Venter also asked Spray and representatives from CSO Architects why it’s necessary for Clark-Pleasant to carry out all of the projects simultaneously. The answer is that most of the projects affect one another: the track expansion and artificial turf addition, for example, need to be done at the same time. Working on the project together also saves on the cost of project supervisors and manpower, the officials said.
Wish list created
Spray told the board he knows this is a lightning rod proposal, which some residents will love and others will be critical of. But he believes it’s necessary to ensure Whiteland’s students have the best and most affordable athletics facilities possible.
Clark-Pleasant officials have been discussing plans to upgrade facilities in and around Whiteland’s football stadium since 2012, but this is the first time there’s been serious talk about how to pay for the changes.
Two years ago, Sears created a wish list of upgrades he wanted to make at the high school, including upgrading the locker rooms, expanding the track and adding artificial turf to the football stadium. Clark-Pleasant used $141,000 from a 2011 advertising agreement with Johnson Memorial Hospital and Community Health Network to pay for about 700 new bleacher seats on the home side of the football stadium. He also received donations in exchange for name recognition to pay for pole barns used by Whiteland’s soccer, baseball and softball teams.
Over the summer, the school district used a $100,000 donation and tax dollars to replace bleachers on the visitor side of the stadium, which were becoming unsafe, Spray said.
But school officials also told Sears when he pitched the projects that he would have to find donors. By last spring, the search for donations had all but stopped, and he didn’t expect the upgrades would happen anytime soon.

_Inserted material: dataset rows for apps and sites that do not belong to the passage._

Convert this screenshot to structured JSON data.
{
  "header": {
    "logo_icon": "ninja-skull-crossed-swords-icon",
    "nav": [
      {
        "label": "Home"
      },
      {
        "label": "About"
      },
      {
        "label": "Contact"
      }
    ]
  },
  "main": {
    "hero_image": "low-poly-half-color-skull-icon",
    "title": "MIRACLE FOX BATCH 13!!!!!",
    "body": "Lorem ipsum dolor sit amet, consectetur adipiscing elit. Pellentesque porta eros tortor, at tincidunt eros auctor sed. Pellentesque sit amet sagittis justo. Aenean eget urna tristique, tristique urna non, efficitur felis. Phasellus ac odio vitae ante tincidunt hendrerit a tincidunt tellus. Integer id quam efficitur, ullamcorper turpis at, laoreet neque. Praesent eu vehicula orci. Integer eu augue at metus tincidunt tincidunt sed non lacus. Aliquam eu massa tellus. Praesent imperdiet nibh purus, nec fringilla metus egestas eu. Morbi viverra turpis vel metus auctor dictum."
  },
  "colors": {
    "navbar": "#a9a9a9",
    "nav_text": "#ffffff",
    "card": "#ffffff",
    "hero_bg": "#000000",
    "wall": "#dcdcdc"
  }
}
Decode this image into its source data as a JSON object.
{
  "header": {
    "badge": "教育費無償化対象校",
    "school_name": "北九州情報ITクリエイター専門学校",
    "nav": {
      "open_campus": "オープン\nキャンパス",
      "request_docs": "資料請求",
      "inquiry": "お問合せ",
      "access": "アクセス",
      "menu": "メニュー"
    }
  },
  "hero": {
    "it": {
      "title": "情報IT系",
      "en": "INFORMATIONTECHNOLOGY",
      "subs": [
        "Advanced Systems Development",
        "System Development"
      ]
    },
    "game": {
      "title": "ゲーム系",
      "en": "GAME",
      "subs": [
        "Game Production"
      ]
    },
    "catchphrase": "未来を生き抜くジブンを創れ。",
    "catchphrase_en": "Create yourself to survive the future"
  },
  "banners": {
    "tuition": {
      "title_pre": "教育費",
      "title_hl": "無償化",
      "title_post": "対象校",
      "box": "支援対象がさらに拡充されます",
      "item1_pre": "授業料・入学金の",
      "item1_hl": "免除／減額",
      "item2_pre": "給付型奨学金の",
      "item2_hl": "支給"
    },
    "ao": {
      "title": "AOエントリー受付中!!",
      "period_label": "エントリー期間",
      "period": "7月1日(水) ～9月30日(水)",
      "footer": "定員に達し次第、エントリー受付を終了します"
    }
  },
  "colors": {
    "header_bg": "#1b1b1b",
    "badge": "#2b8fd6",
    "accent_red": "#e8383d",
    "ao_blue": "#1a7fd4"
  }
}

“We’re kind of in a holding pattern,” Sears said in March. “Donations haven’t come in like we’ve hoped.”
But as more Whiteland parents, residents and students told him the track, football field, concession stands, locker rooms and other facilities were out of date, Spray decided the school district needed to find a way to afford new ones.
Other projects underway
Several other area school districts have either started or are planning construction projects as they’re either expecting more students over the next several years or need to ensure students have a safe place to learn.
At Center Grove Elementary and North Grove Elementary schools, the gymnasiums are being moved to the buildings’ exteriors and classrooms are being added. Greenwood schools just finished a project to add classrooms at Westwood Elementary and Southwest Elementary schools.
Nineveh-Hensley-Jackson’s school board voted earlier this year to add a wing onto Indian Creek Intermediate School for elementary students, as some sections of Indian Creek Elementary are more than 70 years old. Because 100 Indian Creek residents signed a petition challenging the project, that project will be decided by a petition race that began today.